■ **TASK INSTRUCTIONS**
Please copy each line of the records below that includes the word "just".

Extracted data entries
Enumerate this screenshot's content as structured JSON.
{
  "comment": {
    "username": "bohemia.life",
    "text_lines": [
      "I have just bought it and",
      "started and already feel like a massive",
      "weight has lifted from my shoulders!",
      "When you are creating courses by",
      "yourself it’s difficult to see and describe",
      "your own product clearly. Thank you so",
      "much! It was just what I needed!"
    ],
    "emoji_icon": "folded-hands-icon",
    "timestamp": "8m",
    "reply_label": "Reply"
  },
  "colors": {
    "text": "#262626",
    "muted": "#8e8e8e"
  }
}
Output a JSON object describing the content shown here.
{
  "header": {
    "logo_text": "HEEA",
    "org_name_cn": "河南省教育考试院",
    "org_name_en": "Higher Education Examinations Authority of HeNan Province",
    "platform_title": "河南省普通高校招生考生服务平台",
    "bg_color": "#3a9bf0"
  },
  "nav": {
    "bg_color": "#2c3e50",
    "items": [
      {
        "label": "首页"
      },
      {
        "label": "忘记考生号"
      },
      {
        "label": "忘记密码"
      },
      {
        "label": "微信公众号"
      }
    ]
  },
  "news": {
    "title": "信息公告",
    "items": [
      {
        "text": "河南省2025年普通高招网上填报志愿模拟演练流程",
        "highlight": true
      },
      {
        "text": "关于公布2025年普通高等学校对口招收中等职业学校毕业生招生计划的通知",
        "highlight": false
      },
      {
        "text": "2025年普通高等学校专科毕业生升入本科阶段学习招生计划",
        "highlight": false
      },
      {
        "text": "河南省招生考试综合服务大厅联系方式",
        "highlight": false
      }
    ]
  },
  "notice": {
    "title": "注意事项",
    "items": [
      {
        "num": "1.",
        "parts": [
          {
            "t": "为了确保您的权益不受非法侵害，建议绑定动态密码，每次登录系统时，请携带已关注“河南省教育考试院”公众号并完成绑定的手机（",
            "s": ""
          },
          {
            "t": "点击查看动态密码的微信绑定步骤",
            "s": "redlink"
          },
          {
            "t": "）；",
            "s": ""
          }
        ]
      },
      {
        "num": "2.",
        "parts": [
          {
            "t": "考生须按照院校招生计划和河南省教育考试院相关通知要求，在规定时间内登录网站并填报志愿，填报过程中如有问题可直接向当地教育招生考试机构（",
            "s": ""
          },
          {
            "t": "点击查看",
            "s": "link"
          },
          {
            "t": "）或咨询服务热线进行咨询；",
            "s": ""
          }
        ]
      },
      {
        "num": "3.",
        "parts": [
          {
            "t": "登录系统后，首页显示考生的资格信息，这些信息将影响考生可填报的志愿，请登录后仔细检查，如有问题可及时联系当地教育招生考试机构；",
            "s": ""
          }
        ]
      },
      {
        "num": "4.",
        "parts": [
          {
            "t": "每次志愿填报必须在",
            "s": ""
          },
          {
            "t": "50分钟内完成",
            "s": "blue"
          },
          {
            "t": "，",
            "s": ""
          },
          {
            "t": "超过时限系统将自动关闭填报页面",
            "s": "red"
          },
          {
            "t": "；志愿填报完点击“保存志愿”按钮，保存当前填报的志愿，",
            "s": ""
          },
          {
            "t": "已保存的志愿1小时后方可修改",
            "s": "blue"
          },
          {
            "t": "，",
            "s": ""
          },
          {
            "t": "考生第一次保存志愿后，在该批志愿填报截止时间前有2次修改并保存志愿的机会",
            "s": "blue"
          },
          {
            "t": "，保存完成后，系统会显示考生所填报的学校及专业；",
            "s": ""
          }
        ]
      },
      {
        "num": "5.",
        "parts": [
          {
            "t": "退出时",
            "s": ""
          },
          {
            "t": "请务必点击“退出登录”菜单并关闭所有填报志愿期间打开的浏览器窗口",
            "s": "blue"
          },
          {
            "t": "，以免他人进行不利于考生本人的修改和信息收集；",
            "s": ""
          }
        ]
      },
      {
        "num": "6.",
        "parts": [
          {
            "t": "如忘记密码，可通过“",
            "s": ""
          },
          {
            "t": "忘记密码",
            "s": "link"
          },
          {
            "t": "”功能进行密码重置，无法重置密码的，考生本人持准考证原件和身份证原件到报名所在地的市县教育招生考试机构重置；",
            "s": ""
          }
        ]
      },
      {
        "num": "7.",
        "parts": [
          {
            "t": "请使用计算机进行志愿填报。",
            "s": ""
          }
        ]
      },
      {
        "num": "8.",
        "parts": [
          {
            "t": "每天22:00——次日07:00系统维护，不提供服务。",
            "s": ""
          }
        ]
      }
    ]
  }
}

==

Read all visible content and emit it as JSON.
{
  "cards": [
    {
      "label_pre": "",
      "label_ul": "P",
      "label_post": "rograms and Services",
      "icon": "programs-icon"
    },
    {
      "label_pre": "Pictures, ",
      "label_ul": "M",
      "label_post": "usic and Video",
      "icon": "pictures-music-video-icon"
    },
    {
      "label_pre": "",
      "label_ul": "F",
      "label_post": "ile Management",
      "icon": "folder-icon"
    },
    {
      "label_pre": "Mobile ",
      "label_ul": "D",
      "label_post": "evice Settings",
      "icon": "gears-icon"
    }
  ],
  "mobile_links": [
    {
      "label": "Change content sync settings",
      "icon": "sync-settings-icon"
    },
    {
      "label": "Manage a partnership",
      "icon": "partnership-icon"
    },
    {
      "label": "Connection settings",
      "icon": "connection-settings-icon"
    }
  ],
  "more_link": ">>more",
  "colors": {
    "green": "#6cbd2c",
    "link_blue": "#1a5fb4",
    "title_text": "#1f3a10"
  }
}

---

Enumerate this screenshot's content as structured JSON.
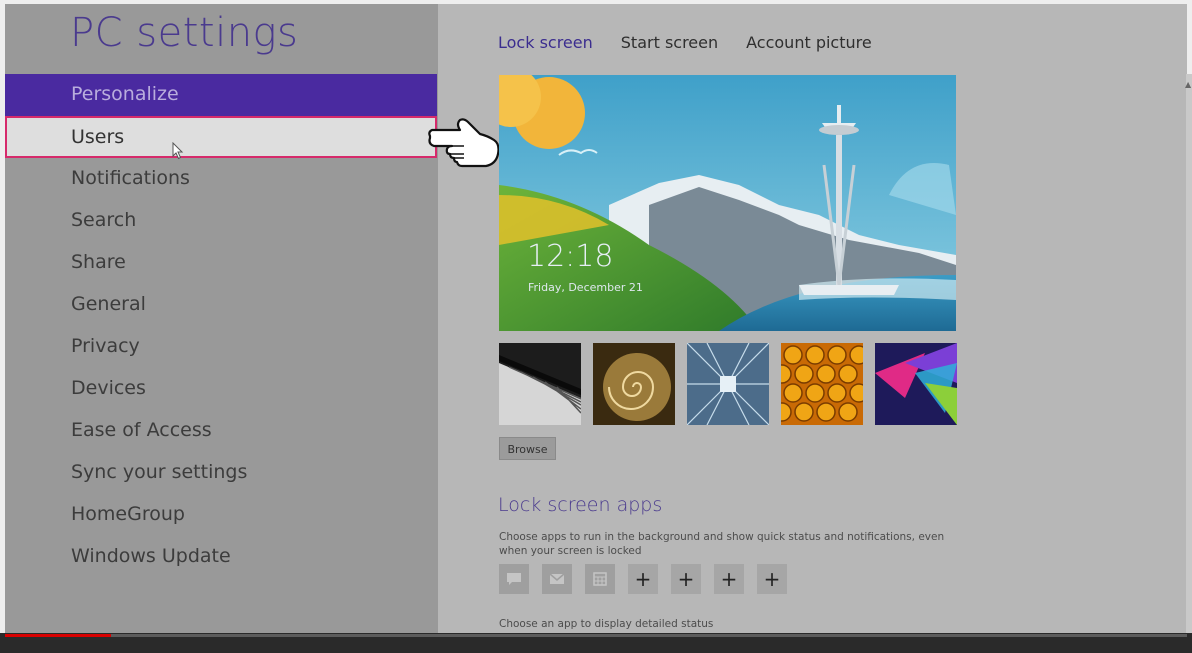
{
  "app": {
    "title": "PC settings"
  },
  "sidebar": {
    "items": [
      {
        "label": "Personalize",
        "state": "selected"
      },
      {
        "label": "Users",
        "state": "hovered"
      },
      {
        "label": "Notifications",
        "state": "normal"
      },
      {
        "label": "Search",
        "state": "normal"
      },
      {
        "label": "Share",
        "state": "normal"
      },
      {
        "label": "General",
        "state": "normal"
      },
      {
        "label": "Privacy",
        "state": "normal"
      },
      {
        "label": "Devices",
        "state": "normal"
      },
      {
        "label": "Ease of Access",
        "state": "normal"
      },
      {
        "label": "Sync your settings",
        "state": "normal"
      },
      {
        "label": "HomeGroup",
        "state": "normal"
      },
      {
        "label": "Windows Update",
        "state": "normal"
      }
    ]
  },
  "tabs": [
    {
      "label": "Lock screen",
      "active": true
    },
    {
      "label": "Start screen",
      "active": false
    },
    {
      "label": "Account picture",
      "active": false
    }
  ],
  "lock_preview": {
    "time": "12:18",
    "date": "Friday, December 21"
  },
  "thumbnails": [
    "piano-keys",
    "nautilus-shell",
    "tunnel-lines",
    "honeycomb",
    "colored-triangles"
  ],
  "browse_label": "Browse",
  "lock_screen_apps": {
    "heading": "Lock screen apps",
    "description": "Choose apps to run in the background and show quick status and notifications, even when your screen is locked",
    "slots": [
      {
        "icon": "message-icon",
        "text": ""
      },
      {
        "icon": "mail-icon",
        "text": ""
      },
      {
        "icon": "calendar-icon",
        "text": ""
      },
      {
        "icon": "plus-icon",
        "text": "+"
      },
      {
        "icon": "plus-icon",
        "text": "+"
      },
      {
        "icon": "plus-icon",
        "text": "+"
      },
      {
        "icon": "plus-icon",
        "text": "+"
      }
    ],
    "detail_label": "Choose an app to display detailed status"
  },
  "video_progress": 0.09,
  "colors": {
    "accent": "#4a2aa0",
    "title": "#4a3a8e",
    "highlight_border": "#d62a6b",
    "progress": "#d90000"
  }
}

■ **SOLUTION BELOW**
      "I have just bought it and",
      "much! It was just what I needed!"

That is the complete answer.